In 'After Death', which she wrote in 1849, the poet-speaker lays on a bed, with a shroud on her face, observing the surroundings before the burial. "He did not love me living; but once dead / He pitied me; and very sweet it is / To know he still is warm tho' I am cold." The theme of death appears next year also in her brother's poem 'My Sister's Sleep', (1850), in which death visits a family on a Christmas Eve. Rossetti's best-known work, GOBLIN MARKET AND OTHER POEMS, was published in 1862. The collection established Rossetti as a significant voice in Victorian poetry. The title poem is a cryptic fairy-tale and tells the story of two sisters, Lizzie and Laura, who are tempted the eat the fruit of the goblin men. After eating the fruit, Laura cannot see the goblins. Lizzie, whose refusal have angered the goblins, is attacked by them, and she saves her sister in an act of sacrifice. Laura, longing to taste again the fruit, licks the juices with which Lizzie is covered. "For there is no friend like a sister / In calm or stormy weather." THE PRICE'S PROGRESS, AND OTHER POEMS, appeared in 1866. SING SONG. A NURSERY RHYME BOOK was illustrated by Arthur Hughes in 1872. Rossetti also wrote religious prose works, such as SEEK AND FIND (1879), CALLED TO BE SAINTS (1881) and THE FACE OF THE DEEP (1892).

SpanishEyes

SpanishEyes Report 7 Mar 2011 15:33

Part three

Rossetti's brother William Michael edited her complete works in 1904. He once said that "Christina's habits of composing were eminently of the spontaneous kind. I question her having ever once deliberated with herself whether or not she would write something or other, and then, after thinking out a subject, having proceeded to treat it in regular spells of work. Instead of this, something impelled her feelings, or "came into her head," and her hand obeyed the dictation. I suppose she scribbled lines off rapidly enough, and afterwards took whatever amount of pains she deemed requisite for keeping them in right form and expression." Rossetti's work has suffered from reductive interpretations, but she is increasingly being reconsidered as a major Victorian poet. Typical for her poems was song like use words and short, irregularly rhymed lines.

A birthday

My heart is like a singing bird
Whose heart is in a watered shoot:
My heart is like an apple-tree
Whose boughs are bent with thickset fruit;
My heart is like a rainbow shell
That Paddles in a halcyon sea;
My heart is gladder than all these
Because my love is come to me.

Raise me dais of silk and down;
Hang it with vair and purple dyes;
Carve it in doves and pomegranates,
And peacocks with a hundred eyes;
Work it in gold and silver grapes,
In leaves and silver fleurs-de-lys;
Because the birthday of my life
Is come, my love is come to me.

I hope that you have enjoyed reading this.

SpanishEyes

SpanishEyes Report 7 Mar 2011 15:36

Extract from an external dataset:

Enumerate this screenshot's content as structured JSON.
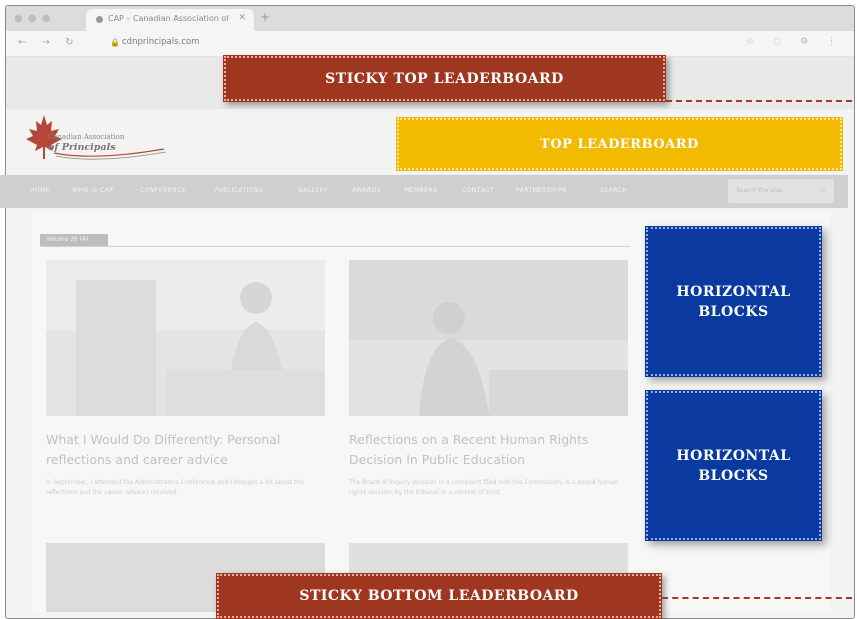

Some quotes to read, if you enjoy quotes that is. I will not be on here again today as we have visitors, will be back tomorrow
Enjoy your day everyone.


A clever man commits no minor blunders.

How clever you are, my dear! You never mean a single word you say.

I am so clever that sometimes I don’t understand a single word of what I am saying.

It’s good to be clever, but not to show it.

God is clever, but not dishonest.

To love oneself is the beginning of a lifelong romance.

Clever people master life; the wise illuminate it and create fresh difficulties.

They have to be clever, cunning, imaginative, dogged and wily, whereas society merely has to lean its weight a little.

To be clever enough to get all that money, one must be stupid enough to want it.

Clever men are good, but they are not the best.

Greenfingers

Greenfingers Report 7 Mar 2011 18:50

always loved this by Robert Louis Stevenson

I have a little shadow that goes in and out with me
And what can be the use of him is more than I can see.
He is very very like me from his heels up to his head,
And I see him jump before me when I jump into my bed